Exercise details: Repeat every record exactly as written, but leave out the pictures.
—————
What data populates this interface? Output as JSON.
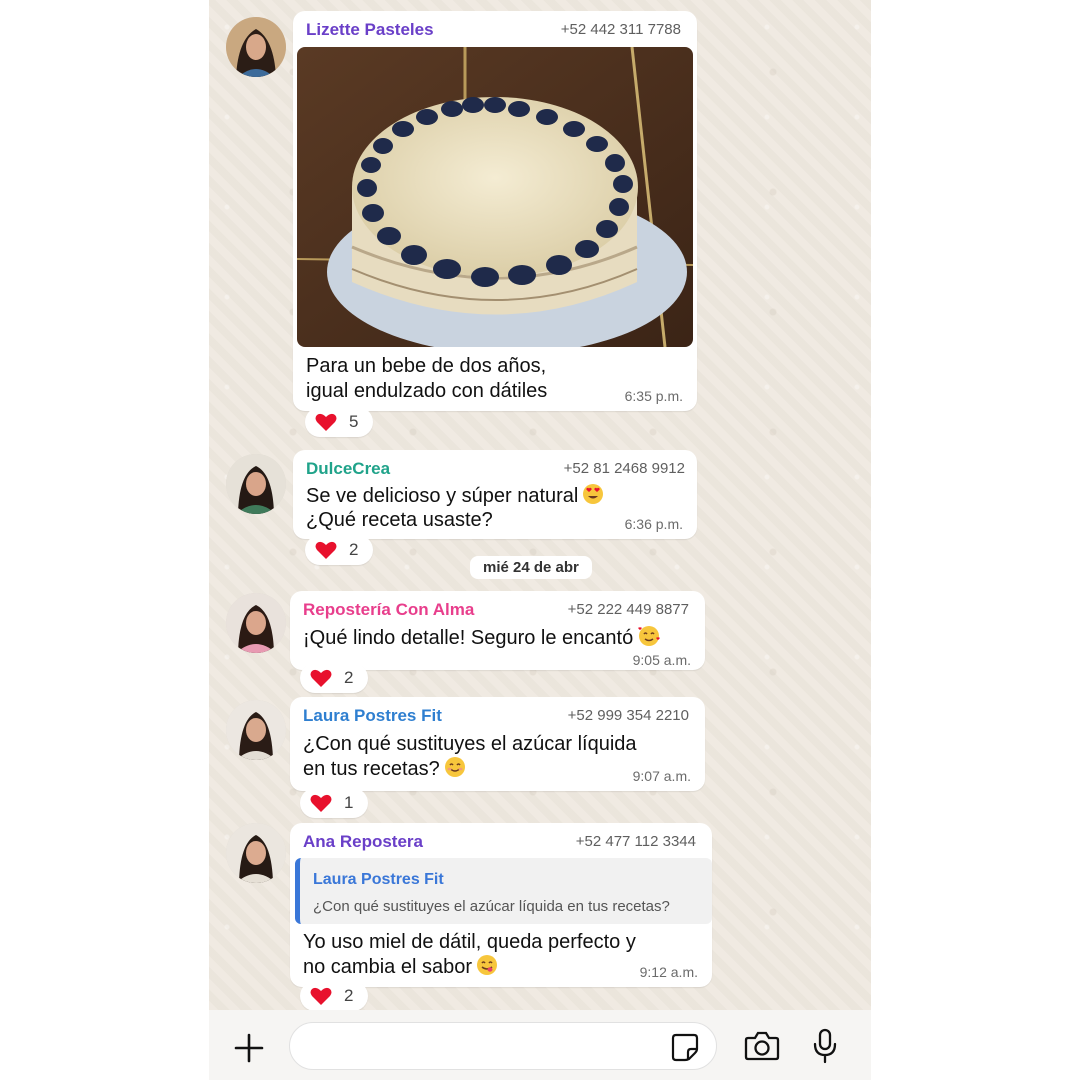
{
  "messages": [
    {
      "sender": "Lizette Pasteles",
      "phone": "+52 442 311 7788",
      "sender_color": "#6a3fc8",
      "has_photo": true,
      "lines": [
        "Para un bebe de dos años,",
        "igual endulzado con dátiles"
      ],
      "time": "6:35 p.m.",
      "reaction_count": "5"
    },
    {
      "sender": "DulceCrea",
      "phone": "+52 81 2468 9912",
      "sender_color": "#20a38a",
      "lines": [
        "Se ve delicioso y súper natural",
        "¿Qué receta usaste?"
      ],
      "time": "6:36 p.m.",
      "reaction_count": "2"
    },
    {
      "sender": "Repostería Con Alma",
      "phone": "+52 222 449 8877",
      "sender_color": "#e83e8c",
      "lines": [
        "¡Qué lindo detalle! Seguro le encantó"
      ],
      "time": "9:05 a.m.",
      "reaction_count": "2"
    },
    {
      "sender": "Laura Postres Fit",
      "phone": "+52 999 354 2210",
      "sender_color": "#2f7fd0",
      "lines": [
        "¿Con qué sustituyes el azúcar líquida",
        "en tus recetas?"
      ],
      "time": "9:07 a.m.",
      "reaction_count": "1"
    },
    {
      "sender": "Ana Repostera",
      "phone": "+52 477 112 3344",
      "sender_color": "#6a3fc8",
      "quote": {
        "name": "Laura Postres Fit",
        "text": "¿Con qué sustituyes el azúcar líquida en tus recetas?"
      },
      "lines": [
        "Yo uso miel de dátil, queda perfecto y",
        "no cambia el sabor"
      ],
      "time": "9:12 a.m.",
      "reaction_count": "2"
    }
  ],
  "date_separator": "mié 24 de abr",
  "reaction_emoji": "red-heart",
  "icons": {
    "attach": "plus-icon",
    "sticker": "sticker-icon",
    "camera": "camera-icon",
    "mic": "microphone-icon"
  },
  "colors": {
    "chat_background": "#efe9e0",
    "bubble": "#ffffff",
    "heart": "#e8112d",
    "quote_bar": "#3a77d8"
  }
}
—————
Exercise response:
What data populates this interface? Output as JSON.
{
  "messages": [
    {
      "sender": "Lizette Pasteles",
      "phone": "+52 442 311 7788",
      "sender_color": "#6a3fc8",
      "has_photo": true,
      "lines": [
        "Para un bebe de dos años,",
        "igual endulzado con dátiles"
      ],
      "time": "6:35 p.m.",
      "reaction_count": "5"
    },
    {
      "sender": "DulceCrea",
      "phone": "+52 81 2468 9912",
      "sender_color": "#20a38a",
      "lines": [
        "Se ve delicioso y súper natural",
        "¿Qué receta usaste?"
      ],
      "time": "6:36 p.m.",
      "reaction_count": "2"
    },
    {
      "sender": "Repostería Con Alma",
      "phone": "+52 222 449 8877",
      "sender_color": "#e83e8c",
      "lines": [
        "¡Qué lindo detalle! Seguro le encantó"
      ],
      "time": "9:05 a.m.",
      "reaction_count": "2"
    },
    {
      "sender": "Laura Postres Fit",
      "phone": "+52 999 354 2210",
      "sender_color": "#2f7fd0",
      "lines": [
        "¿Con qué sustituyes el azúcar líquida",
        "en tus recetas?"
      ],
      "time": "9:07 a.m.",
      "reaction_count": "1"
    },
    {
      "sender": "Ana Repostera",
      "phone": "+52 477 112 3344",
      "sender_color": "#6a3fc8",
      "quote": {
        "name": "Laura Postres Fit",
        "text": "¿Con qué sustituyes el azúcar líquida en tus recetas?"
      },
      "lines": [
        "Yo uso miel de dátil, queda perfecto y",
        "no cambia el sabor"
      ],
      "time": "9:12 a.m.",
      "reaction_count": "2"
    }
  ],
  "date_separator": "mié 24 de abr",
  "reaction_emoji": "red-heart",
  "icons": {
    "attach": "plus-icon",
    "sticker": "sticker-icon",
    "camera": "camera-icon",
    "mic": "microphone-icon"
  },
  "colors": {
    "chat_background": "#efe9e0",
    "bubble": "#ffffff",
    "heart": "#e8112d",
    "quote_bar": "#3a77d8"
  }
}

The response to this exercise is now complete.